  34. National Department of Agriculture (NDA) (2012) A profile of the South African goat market value chain. Retrieved January 2016, from http://www.nda.agric.za/docs/AMCP/Goat2012.pdf
  35. Ncube K (2016) Maternal lineages and diversity of the growth hormone gene of South African goat populations. MSc dissertation, University of South AfricaGoogle Scholar
  36. Norris D, Ngambi J, Benyi K et al (2011) Milk production of three exotic dairy goat genotypes in Limpopo province, South Africa. Asian J Anim Vet Adv 6(3):274–281CrossRefGoogle Scholar
  37. Piras D, Doro MG, Casu G et al (2012) Haplotype affinities resolve a major component of goat (Capra hircus) MtDNA D-loop diversity and reveal specific features of the Sardinian stock. PloS One 7(2):e30785.  https://doi.org/10.1371/journal.pone.0030785
  38. Roets M, Kirsten JF (2005) Commercialisation of goat production in South Africa. Small Rumin Res 60(1):187–196CrossRefGoogle Scholar
  39. Tosser-Klopp G, Bardou P, Bouchez O et al (2014) Design and characterization of a 52K SNP chip for goats. PloS One 9(1):e86227.  https://doi.org/10.1371/journal.pone.0086227
  40. van Vuren D, Hedrick PW (1989) Genetic conservation in feral populations of livestock. Conserv Biol 3:312–317Google Scholar
  41. Visser C, Lashmar SF, Van Marle-Köster E et al (2016) Genetic diversity and population structure in South African, French and Argentinian Angora goats from genome-wide SNP data.

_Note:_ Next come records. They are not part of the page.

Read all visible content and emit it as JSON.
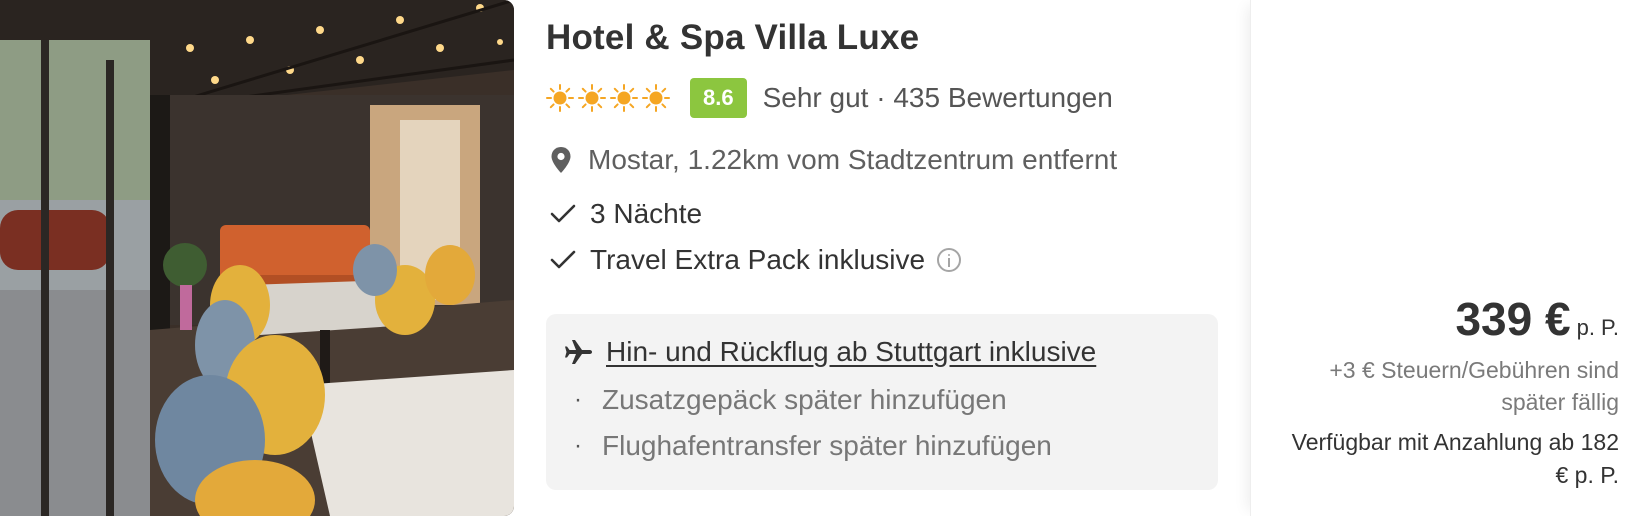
{
  "hotel": {
    "name": "Hotel & Spa Villa Luxe",
    "sun_rating": 4,
    "score": "8.6",
    "rating_text": "Sehr gut · 435 Bewertungen",
    "location": "Mostar, 1.22km vom Stadtzentrum entfernt"
  },
  "features": [
    {
      "label": "3 Nächte",
      "info": false
    },
    {
      "label": "Travel Extra Pack inklusive",
      "info": true
    }
  ],
  "flight": {
    "link_label": "Hin- und Rückflug ab Stuttgart inklusive",
    "extras": [
      "Zusatzgepäck später hinzufügen",
      "Flughafentransfer später hinzufügen"
    ]
  },
  "price": {
    "amount": "339 €",
    "unit": "p. P.",
    "fees": "+3 € Steuern/Gebühren sind später fällig",
    "deposit": "Verfügbar mit Anzahlung ab 182 € p. P."
  },
  "colors": {
    "score_bg": "#8cc63f",
    "sun": "#f5a623",
    "text": "#333333",
    "muted": "#777777",
    "flight_box_bg": "#f3f3f3"
  },
  "icons": {
    "sun": "sun-icon",
    "location": "location-pin-icon",
    "check": "check-icon",
    "info": "info-icon",
    "plane": "plane-icon",
    "bullet": "bullet-dot"
  }
}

PloS One 11(5):e0154353.  https://doi.org/10.1371/journal.pone.0154353
  42. Wang MD, Dzama K, Hefer CA et al (2015) Genomic population structure and prevalence of copy number variations in South African Nguni cattle. BMC Genom 16:894.  https://doi.org/10.1186/s12864-015-2122-z CrossRefGoogle Scholar
  43. Webb EC, Mamabolo M (2004) Production and reproduction characteristics of South African indigenous goats in communal farming systems. S Afr J Anim Sci 34(suppl 1):236–239Google Scholar

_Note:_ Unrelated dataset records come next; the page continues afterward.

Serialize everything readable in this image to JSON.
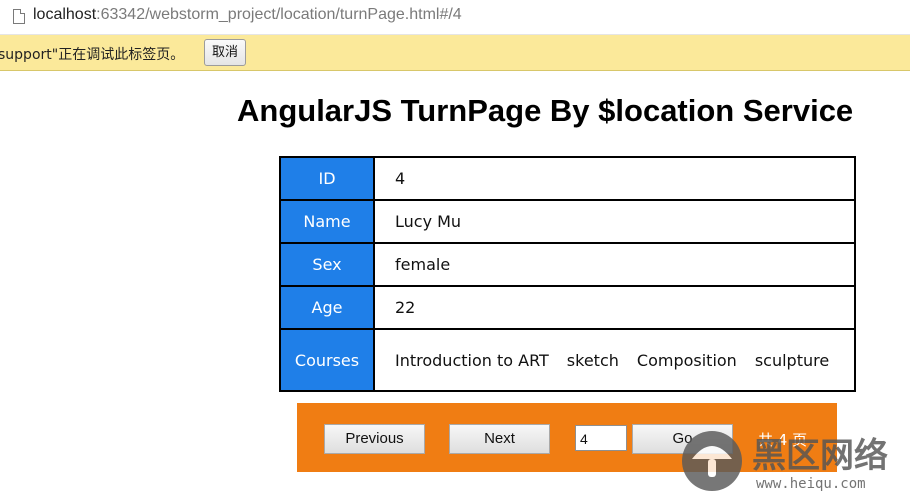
{
  "browser": {
    "url_host": "localhost",
    "url_rest": ":63342/webstorm_project/location/turnPage.html#/4"
  },
  "infobar": {
    "message": "support\"正在调试此标签页。",
    "cancel_label": "取消"
  },
  "page": {
    "title": "AngularJS TurnPage By $location Service"
  },
  "detail": {
    "rows": [
      {
        "key": "ID",
        "value": "4"
      },
      {
        "key": "Name",
        "value": "Lucy Mu"
      },
      {
        "key": "Sex",
        "value": "female"
      },
      {
        "key": "Age",
        "value": "22"
      }
    ],
    "courses_key": "Courses",
    "courses": [
      "Introduction to ART",
      "sketch",
      "Composition",
      "sculpture"
    ]
  },
  "pager": {
    "previous_label": "Previous",
    "next_label": "Next",
    "page_value": "4",
    "go_label": "Go",
    "total_text": "共 4 页"
  },
  "watermark": {
    "title": "黑区网络",
    "domain": "www.heiqu.com"
  },
  "colors": {
    "key_cell": "#1f7fe8",
    "pager_bg": "#f07d13",
    "infobar_bg": "#fbe99a"
  }
}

Copyright information

© Springer International Publishing AG 2017

Authors and Affiliations

  • Edgar F. Dzomba
    • 1
  • Khanyisile Mdladla
    • 1
    • 2
  • Keabetswe T. Ncube
    • 1
    • 2
  • Farai C. Muchadeyi
    • 2
  1. 1.Discipline of Genetics, School of Life SciencesUniversity of KwaZulu-NatalPietermaritzburgSouth Africa
  2. 2.Biotechnology Platform, Agricultural Research CouncilOnderstepoortSouth Africa

Personalised recommendations